WHAT THIS TASK INVOLVES: The answer must consist of the entries, copied exactly and in full.

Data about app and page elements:
=== Begin Enclosure ===

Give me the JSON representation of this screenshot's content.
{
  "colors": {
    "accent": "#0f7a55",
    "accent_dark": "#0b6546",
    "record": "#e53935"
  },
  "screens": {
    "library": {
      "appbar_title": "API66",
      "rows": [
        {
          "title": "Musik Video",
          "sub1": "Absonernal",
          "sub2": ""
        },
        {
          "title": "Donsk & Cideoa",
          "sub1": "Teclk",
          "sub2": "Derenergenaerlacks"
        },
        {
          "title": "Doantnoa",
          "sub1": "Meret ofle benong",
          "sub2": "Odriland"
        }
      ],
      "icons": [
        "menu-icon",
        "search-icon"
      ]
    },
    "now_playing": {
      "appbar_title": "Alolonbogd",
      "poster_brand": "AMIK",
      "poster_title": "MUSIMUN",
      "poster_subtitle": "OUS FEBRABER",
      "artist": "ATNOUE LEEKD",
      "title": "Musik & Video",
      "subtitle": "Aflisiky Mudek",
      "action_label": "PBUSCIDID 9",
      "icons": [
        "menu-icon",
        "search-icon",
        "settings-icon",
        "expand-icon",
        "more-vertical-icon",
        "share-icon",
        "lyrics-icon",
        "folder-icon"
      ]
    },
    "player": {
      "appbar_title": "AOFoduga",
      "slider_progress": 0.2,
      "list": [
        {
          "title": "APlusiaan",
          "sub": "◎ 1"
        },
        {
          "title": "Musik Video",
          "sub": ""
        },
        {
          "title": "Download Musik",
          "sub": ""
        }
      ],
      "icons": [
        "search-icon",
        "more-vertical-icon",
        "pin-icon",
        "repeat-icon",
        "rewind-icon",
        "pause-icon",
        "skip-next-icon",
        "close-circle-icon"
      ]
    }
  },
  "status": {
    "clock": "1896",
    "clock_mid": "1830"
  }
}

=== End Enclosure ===

TASK OUTPUT:
Give me the JSON representation of this screenshot's content.
{
  "colors": {
    "accent": "#0f7a55",
    "accent_dark": "#0b6546",
    "record": "#e53935"
  },
  "screens": {
    "library": {
      "appbar_title": "API66",
      "rows": [
        {
          "title": "Musik Video",
          "sub1": "Absonernal",
          "sub2": ""
        },
        {
          "title": "Donsk & Cideoa",
          "sub1": "Teclk",
          "sub2": "Derenergenaerlacks"
        },
        {
          "title": "Doantnoa",
          "sub1": "Meret ofle benong",
          "sub2": "Odriland"
        }
      ],
      "icons": [
        "menu-icon",
        "search-icon"
      ]
    },
    "now_playing": {
      "appbar_title": "Alolonbogd",
      "poster_brand": "AMIK",
      "poster_title": "MUSIMUN",
      "poster_subtitle": "OUS FEBRABER",
      "artist": "ATNOUE LEEKD",
      "title": "Musik & Video",
      "subtitle": "Aflisiky Mudek",
      "action_label": "PBUSCIDID 9",
      "icons": [
        "menu-icon",
        "search-icon",
        "settings-icon",
        "expand-icon",
        "more-vertical-icon",
        "share-icon",
        "lyrics-icon",
        "folder-icon"
      ]
    },
    "player": {
      "appbar_title": "AOFoduga",
      "slider_progress": 0.2,
      "list": [
        {
          "title": "APlusiaan",
          "sub": "◎ 1"
        },
        {
          "title": "Musik Video",
          "sub": ""
        },
        {
          "title": "Download Musik",
          "sub": ""
        }
      ],
      "icons": [
        "search-icon",
        "more-vertical-icon",
        "pin-icon",
        "repeat-icon",
        "rewind-icon",
        "pause-icon",
        "skip-next-icon",
        "close-circle-icon"
      ]
    }
  },
  "status": {
    "clock": "1896",
    "clock_mid": "1830"
  }
}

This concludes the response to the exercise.